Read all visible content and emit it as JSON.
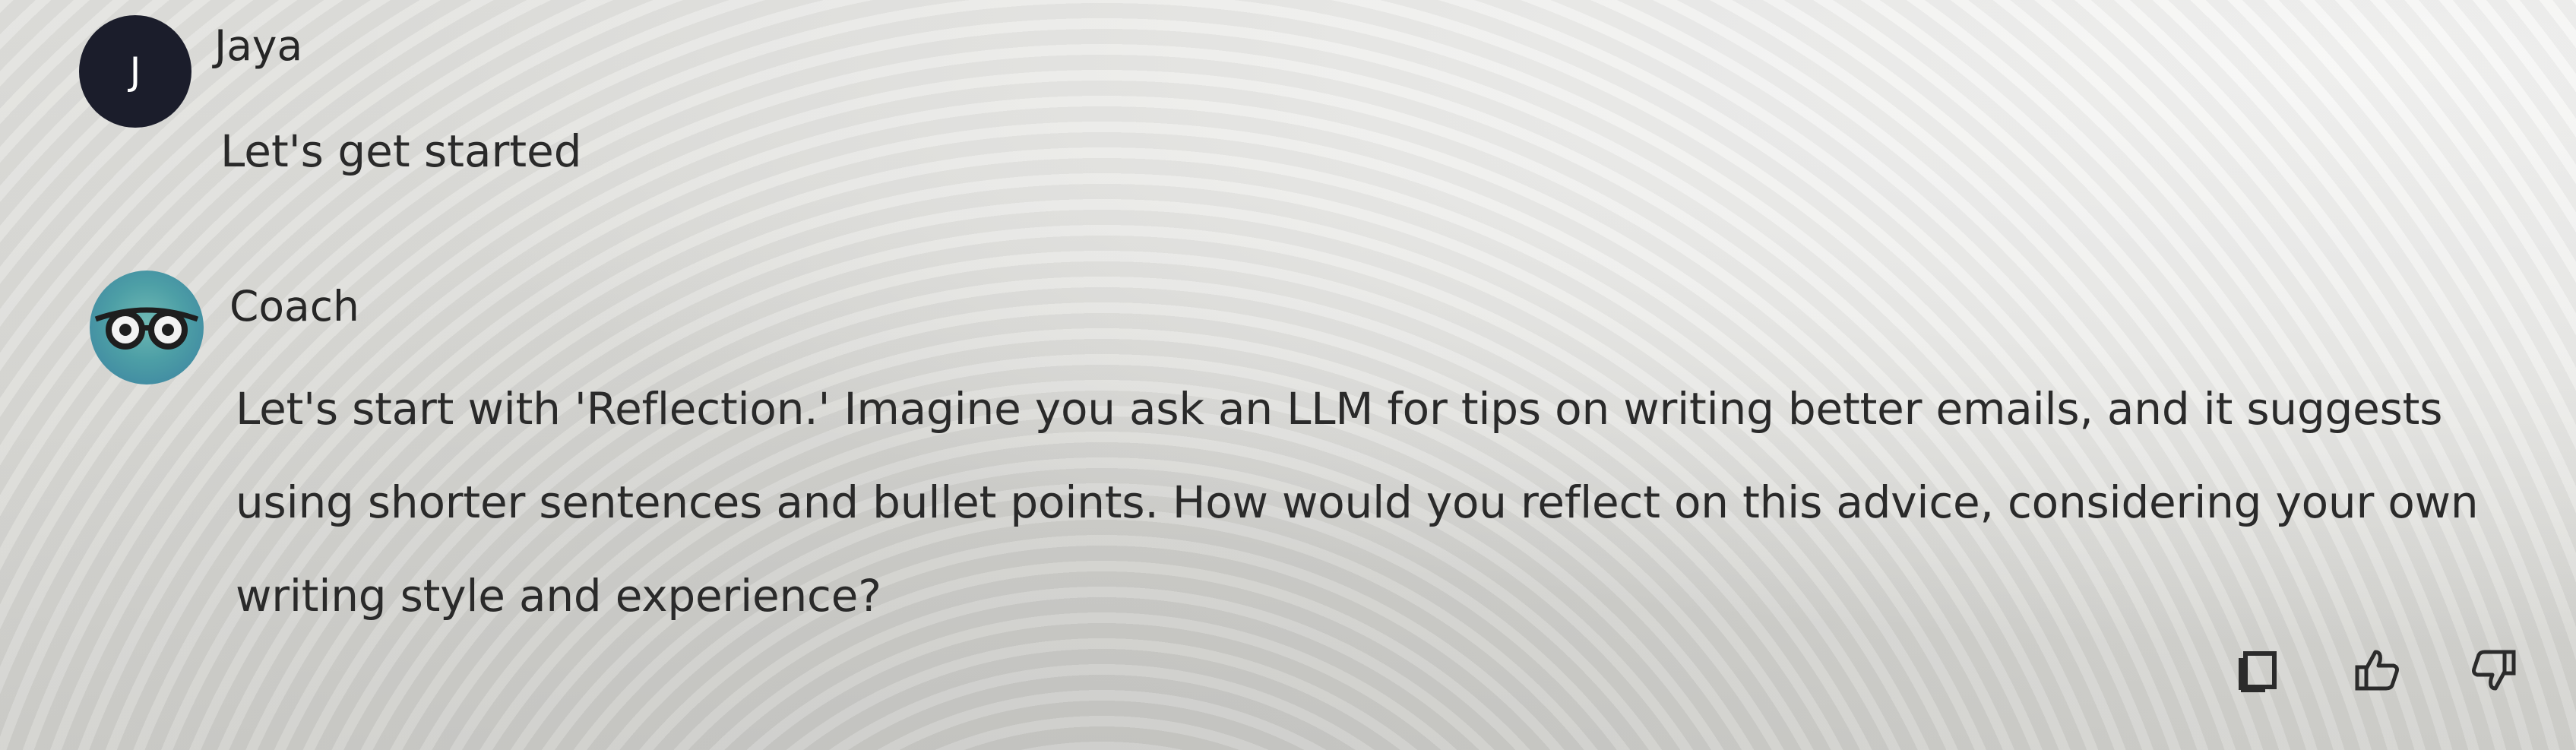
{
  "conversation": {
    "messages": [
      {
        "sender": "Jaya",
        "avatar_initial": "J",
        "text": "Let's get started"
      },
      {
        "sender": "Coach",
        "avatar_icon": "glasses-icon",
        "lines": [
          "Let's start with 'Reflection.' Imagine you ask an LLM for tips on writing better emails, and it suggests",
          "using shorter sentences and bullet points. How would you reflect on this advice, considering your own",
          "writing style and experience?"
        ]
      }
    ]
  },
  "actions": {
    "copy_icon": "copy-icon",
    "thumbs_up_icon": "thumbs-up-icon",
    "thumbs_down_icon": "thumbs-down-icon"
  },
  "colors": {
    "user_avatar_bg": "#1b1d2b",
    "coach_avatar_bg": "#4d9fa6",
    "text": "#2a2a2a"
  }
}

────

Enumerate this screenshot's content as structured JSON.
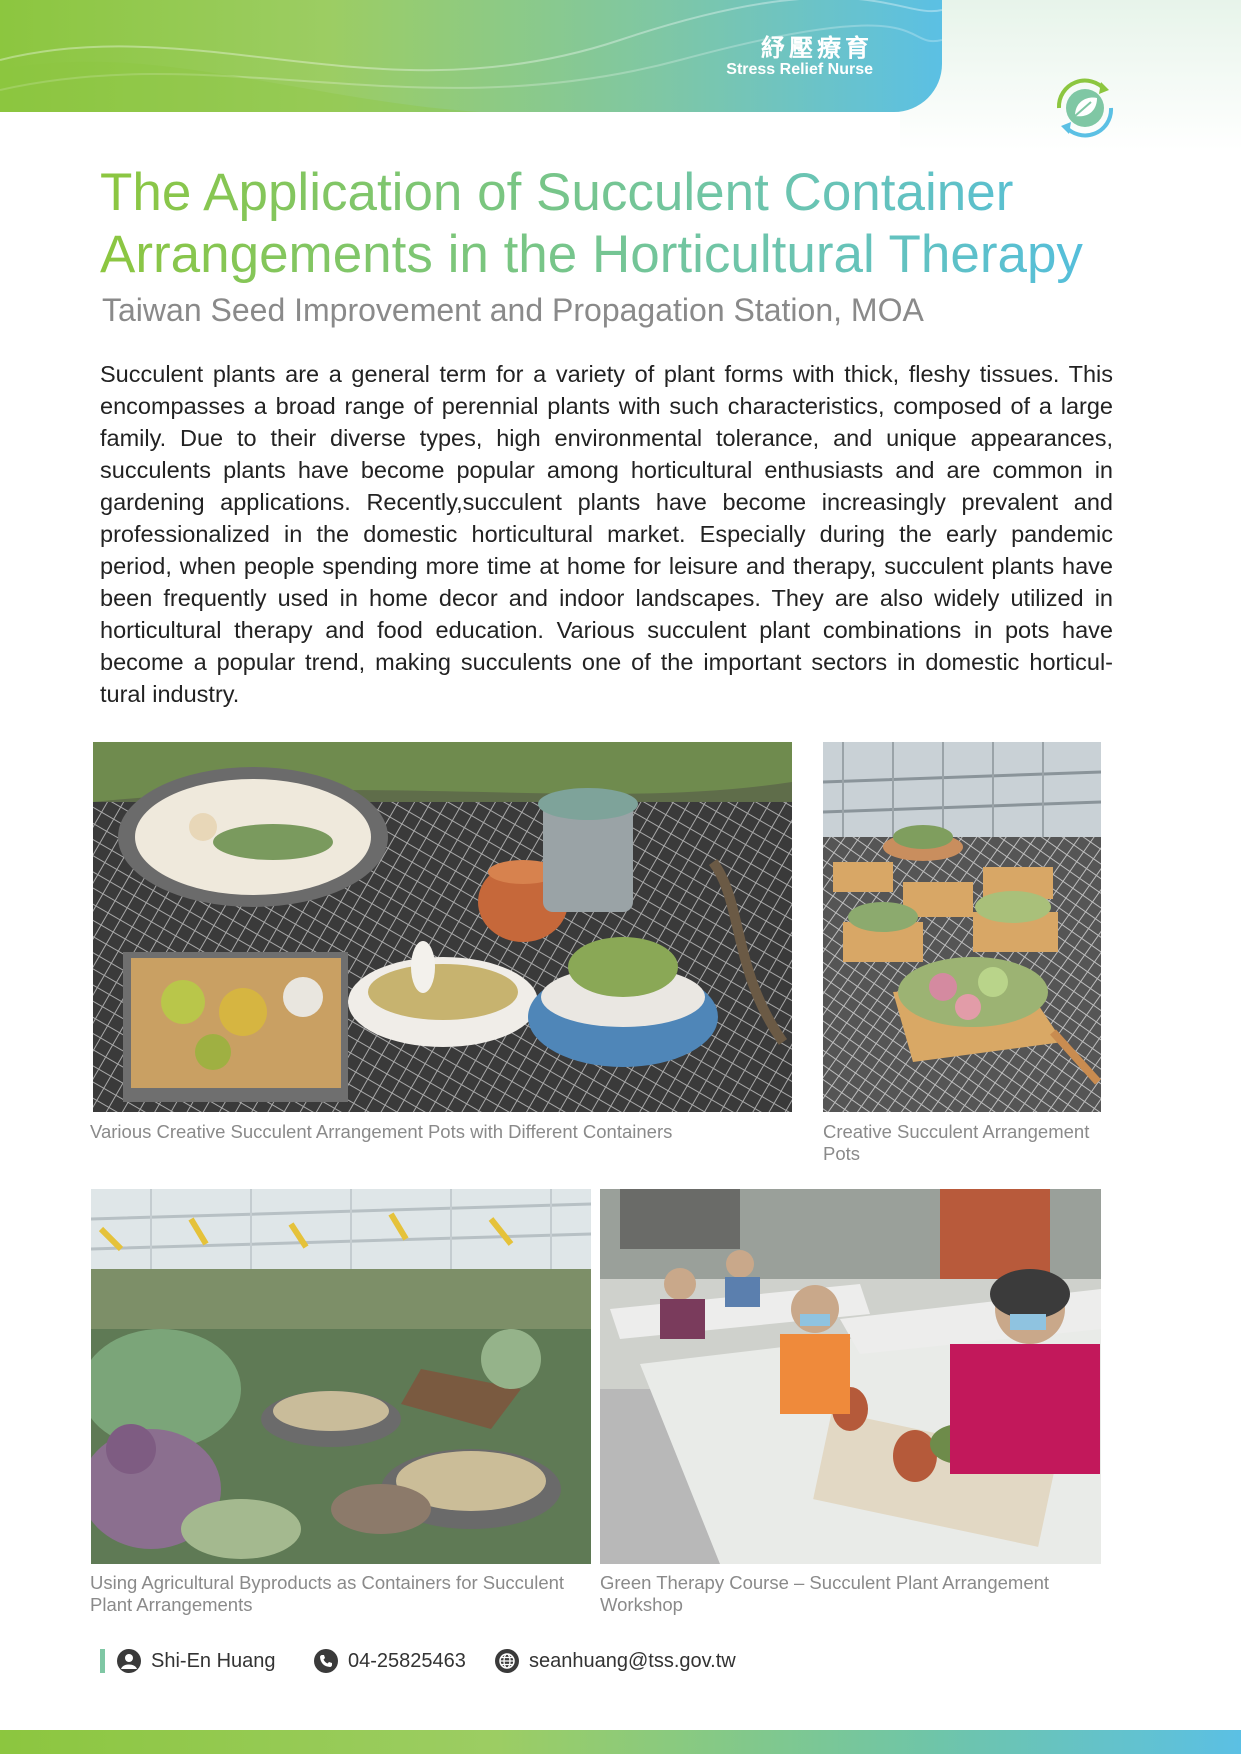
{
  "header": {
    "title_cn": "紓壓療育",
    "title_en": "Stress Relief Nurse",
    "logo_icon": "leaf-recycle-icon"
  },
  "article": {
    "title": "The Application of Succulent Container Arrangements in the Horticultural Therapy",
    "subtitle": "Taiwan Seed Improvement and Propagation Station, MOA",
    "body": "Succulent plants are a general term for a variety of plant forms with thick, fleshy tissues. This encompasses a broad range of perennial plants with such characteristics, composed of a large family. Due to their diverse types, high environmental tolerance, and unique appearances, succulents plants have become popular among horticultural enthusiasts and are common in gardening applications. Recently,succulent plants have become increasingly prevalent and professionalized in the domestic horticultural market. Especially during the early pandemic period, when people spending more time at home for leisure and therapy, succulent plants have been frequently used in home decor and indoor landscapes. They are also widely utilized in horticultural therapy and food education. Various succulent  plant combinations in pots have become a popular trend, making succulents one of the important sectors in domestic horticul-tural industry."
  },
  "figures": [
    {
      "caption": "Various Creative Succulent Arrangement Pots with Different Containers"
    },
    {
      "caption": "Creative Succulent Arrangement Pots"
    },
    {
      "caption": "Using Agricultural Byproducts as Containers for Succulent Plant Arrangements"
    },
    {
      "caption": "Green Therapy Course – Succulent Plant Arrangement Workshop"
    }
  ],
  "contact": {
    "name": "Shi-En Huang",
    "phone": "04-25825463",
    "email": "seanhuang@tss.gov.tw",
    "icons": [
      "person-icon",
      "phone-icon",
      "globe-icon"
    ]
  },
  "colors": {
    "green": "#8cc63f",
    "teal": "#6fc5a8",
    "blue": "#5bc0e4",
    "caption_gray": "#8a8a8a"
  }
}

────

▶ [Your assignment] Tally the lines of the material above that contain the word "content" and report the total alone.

▶ [Answer to this problem] 2